◆ **AIM OF THE EXERCISE**: Look for "tablet" in the records and copy every line that has it.

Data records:
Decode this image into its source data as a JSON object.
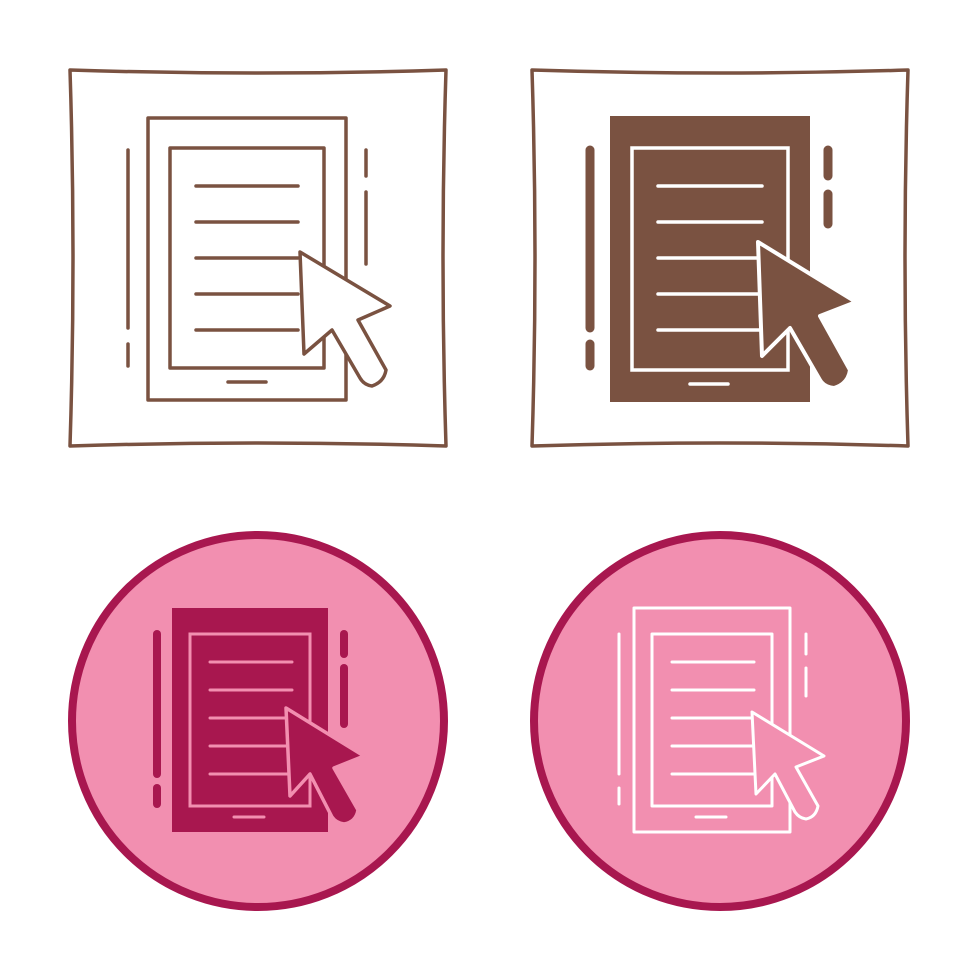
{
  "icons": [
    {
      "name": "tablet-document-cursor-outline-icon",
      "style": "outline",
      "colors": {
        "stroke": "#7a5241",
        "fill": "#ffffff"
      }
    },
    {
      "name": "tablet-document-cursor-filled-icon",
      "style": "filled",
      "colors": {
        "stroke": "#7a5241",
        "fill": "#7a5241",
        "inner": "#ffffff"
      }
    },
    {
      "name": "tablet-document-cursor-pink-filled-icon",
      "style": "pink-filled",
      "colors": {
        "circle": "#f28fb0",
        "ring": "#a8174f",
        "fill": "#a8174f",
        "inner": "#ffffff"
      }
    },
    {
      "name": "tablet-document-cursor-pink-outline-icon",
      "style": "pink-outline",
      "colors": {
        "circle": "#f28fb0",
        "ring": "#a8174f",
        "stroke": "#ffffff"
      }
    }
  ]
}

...

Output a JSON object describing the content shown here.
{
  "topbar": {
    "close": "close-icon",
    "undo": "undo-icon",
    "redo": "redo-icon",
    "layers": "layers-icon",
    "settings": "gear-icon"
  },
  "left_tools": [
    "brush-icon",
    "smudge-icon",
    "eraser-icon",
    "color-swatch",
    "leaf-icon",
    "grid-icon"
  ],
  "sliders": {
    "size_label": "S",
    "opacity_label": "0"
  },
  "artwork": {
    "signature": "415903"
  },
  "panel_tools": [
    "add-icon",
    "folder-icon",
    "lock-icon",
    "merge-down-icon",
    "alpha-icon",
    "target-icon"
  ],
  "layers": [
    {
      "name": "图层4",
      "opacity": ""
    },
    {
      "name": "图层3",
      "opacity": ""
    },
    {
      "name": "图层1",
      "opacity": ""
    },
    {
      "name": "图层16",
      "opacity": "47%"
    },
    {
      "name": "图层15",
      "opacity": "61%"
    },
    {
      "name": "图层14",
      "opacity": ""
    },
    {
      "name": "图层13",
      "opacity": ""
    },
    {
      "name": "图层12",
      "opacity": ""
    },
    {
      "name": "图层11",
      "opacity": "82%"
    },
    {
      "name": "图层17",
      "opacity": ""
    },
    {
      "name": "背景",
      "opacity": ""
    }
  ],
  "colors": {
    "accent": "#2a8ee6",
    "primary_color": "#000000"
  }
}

◆ **REPLY TO THE EXERCISE**:
      "name": "tablet-document-cursor-outline-icon",
      "name": "tablet-document-cursor-filled-icon",
      "name": "tablet-document-cursor-pink-filled-icon",
      "name": "tablet-document-cursor-pink-outline-icon",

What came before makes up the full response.